Before I Was An Artist, #10 / by Jacqueline Iskander Mosaics

Today, there are painters, roofers, and a drywall crew working both outside and inside. Managing the various aspects of our renovation does help keep me busy, but not too busy to miss having a studio and things to make. 

So, I'll busy myself by going back in time to the year 2007 or so in my mosaic career. Having returned from a very rewarding Orsoni master class experience the previous year, I decided to take the step from hobby to art, and I started making art. Intrigued and inspired by Maestro Orsoni's directive to Think Mosaic, which I talked about in this post, I started down a path—although not fully conscious of it at the time—to explore what I have come to think of as work that is essentially mosaic.

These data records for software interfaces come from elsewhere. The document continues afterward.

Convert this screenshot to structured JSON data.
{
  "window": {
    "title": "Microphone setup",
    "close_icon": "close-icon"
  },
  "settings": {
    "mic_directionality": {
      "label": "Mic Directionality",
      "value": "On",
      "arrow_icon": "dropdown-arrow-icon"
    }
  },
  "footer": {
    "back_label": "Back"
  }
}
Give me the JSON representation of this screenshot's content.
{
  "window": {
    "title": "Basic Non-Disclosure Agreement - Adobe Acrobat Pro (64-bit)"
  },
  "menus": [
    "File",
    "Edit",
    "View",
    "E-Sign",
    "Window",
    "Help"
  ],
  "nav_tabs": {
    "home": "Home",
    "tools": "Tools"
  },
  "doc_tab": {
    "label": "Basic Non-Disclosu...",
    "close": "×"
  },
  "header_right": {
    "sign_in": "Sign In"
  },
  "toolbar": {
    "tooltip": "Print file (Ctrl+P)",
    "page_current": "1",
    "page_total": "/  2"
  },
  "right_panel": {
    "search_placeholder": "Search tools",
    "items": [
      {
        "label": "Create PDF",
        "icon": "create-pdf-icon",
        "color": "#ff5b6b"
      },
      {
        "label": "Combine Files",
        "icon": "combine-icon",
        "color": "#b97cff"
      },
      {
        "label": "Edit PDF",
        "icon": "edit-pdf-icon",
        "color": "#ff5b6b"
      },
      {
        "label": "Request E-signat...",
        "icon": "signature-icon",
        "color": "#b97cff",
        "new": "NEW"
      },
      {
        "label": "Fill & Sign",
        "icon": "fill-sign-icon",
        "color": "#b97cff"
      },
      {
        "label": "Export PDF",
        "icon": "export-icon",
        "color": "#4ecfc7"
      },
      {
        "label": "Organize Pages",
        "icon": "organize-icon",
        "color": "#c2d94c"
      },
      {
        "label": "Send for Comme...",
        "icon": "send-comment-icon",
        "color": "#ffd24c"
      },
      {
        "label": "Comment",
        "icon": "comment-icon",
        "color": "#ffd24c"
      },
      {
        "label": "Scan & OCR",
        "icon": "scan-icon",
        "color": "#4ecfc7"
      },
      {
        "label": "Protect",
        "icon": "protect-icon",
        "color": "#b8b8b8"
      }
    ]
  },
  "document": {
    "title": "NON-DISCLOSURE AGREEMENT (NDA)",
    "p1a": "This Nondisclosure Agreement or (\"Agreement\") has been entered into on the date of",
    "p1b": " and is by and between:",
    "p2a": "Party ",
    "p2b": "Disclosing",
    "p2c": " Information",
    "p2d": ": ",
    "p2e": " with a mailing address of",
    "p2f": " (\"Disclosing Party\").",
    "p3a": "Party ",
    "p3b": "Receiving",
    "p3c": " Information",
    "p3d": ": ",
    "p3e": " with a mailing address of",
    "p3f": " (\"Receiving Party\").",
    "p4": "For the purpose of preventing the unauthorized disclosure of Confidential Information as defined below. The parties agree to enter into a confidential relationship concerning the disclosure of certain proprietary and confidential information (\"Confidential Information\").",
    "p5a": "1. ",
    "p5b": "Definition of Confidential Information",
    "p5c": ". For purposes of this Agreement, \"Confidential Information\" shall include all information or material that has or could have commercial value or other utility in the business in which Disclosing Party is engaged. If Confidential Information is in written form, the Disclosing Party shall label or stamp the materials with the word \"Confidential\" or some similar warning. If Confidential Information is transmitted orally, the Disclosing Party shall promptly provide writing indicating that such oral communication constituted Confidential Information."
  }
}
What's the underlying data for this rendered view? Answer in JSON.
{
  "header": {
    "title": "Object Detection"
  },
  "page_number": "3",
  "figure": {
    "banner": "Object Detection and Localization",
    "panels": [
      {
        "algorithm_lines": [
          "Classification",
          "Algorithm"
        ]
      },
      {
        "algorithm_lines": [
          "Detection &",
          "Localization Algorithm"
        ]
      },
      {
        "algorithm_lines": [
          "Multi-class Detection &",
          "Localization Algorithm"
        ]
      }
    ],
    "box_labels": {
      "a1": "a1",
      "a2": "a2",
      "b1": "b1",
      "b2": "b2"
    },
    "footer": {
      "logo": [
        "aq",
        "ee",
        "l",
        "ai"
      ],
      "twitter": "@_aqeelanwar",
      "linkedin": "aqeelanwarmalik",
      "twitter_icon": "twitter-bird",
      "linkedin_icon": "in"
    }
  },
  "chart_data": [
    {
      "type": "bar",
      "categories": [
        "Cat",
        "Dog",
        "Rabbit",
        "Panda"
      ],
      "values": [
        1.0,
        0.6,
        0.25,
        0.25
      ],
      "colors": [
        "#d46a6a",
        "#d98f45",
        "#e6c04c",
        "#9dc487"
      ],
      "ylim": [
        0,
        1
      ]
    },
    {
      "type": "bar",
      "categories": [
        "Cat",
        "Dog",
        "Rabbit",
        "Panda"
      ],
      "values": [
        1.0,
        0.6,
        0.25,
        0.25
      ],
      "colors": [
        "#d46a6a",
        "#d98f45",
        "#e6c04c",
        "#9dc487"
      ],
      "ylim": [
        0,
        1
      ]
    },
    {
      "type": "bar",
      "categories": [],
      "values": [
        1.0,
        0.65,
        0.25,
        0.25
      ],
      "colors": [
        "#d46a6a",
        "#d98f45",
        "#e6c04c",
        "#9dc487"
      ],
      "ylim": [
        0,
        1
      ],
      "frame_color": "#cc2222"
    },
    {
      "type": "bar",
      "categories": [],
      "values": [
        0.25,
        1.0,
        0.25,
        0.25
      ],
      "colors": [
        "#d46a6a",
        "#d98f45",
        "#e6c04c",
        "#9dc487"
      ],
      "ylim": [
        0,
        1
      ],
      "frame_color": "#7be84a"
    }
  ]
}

Etude, detail (2007) My first attempt to Think Mosaic!

What do I mean by essentially mosaic?  Well, there are three happenings that helped form my idea of work that is essentially mosaic:

1. The first of the three happenings was when Maestro Orsoni said Think Mosaic, and expounded on what was not mosaic (again, refer to this post).

L'entrata, detail

2. The next happening was in 2008 at the SAMA conference in Miami, I believe, and I met Ilana Shafir and her daughter, Leah Zahavi.

I was sitting with a few other mosaic artists in the hotel restaurant when Ilana Shafir and Leah came in and sat down at the table next to us. Maestra Shafir saw that I had a small portfolio of my work with me and she asked to see it. I quite nervously handed it to her. When she saw a photo of L'entrata (left), she said something like If you want to do this kind of thing, you should just paint it! Then, as she viewed a couple of other small, abstract attempts, she said This is honest work. 

3. Finally, I read something Gary Drostle had written about a mosaic in a Mosaic Art Now magazine. I think that it was a juror's choice kind of thing and he was explaining why he chose the particular work. He said something to the effect that it was an excellent example of a work that was essentially mosaic—a work that would not have been as successful in any other medium. 

As a bit of a disclaimer, I'm not heavily invested in the term essentially mosaic or the characterizing adjective of essential. I've only seen it mentioned by Gary Drostle, which either points to my lack of exposure or to a lack of the term's use. As another bit of disclaimer, when I talk about work that is essentially mosaic, I am not referring to a quality characterization, but primarily a type. Work that is essentially mosaic is not necessarily better or more valid that any other kind of mosaic. This is my view.

I'll end this post at this point and let you ponder the idea of essential mosaic, as I have come to understand it based on my recollection of the comments of Orsoni, Shafir, and Drostle.